== INSTRUCTIONS TO FOLLOW ==
Scan the entries below for lines holding "National". Give the number of such lines alone.

*** Opening DATASET RECORDS ***

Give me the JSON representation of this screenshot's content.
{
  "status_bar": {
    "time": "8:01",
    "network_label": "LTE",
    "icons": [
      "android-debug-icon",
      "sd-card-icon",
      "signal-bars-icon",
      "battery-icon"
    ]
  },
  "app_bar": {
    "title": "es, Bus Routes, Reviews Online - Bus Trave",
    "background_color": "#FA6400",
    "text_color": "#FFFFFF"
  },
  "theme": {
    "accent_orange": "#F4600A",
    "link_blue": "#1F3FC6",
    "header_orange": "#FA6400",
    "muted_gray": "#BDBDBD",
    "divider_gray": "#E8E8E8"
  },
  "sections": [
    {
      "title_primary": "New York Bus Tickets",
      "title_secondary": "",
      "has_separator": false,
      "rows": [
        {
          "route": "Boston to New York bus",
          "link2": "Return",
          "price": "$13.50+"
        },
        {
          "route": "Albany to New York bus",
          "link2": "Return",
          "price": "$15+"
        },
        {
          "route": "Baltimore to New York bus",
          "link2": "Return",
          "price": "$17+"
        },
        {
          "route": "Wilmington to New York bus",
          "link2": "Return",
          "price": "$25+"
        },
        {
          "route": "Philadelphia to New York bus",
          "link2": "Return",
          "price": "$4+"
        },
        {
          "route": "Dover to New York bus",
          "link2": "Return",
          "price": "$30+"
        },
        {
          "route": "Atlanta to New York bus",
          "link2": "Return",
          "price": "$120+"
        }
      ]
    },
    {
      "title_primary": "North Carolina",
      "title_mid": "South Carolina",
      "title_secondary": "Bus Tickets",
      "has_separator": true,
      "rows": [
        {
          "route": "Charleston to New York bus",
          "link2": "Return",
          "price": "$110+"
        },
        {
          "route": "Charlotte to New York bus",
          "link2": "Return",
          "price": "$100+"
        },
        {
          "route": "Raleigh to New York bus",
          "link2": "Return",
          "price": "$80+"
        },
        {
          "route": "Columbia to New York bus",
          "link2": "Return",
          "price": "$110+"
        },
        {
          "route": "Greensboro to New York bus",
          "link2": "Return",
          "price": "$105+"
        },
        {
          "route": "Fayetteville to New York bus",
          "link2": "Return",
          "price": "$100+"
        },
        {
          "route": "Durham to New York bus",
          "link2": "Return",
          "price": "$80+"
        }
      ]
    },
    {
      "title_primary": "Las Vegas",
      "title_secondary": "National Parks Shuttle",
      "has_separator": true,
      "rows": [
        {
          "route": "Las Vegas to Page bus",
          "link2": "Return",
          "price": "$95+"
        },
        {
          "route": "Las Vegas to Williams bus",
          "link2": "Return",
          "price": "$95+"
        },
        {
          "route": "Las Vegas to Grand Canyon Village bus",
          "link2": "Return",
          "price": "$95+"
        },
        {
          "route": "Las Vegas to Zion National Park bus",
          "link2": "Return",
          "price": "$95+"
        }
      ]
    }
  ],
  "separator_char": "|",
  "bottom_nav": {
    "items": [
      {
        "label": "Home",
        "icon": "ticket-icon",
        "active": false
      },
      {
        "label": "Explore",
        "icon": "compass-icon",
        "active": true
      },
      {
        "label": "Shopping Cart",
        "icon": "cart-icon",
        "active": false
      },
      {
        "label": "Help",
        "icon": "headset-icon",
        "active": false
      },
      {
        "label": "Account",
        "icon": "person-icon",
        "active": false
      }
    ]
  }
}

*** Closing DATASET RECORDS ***

== RESULT OF THIS TASK ==
2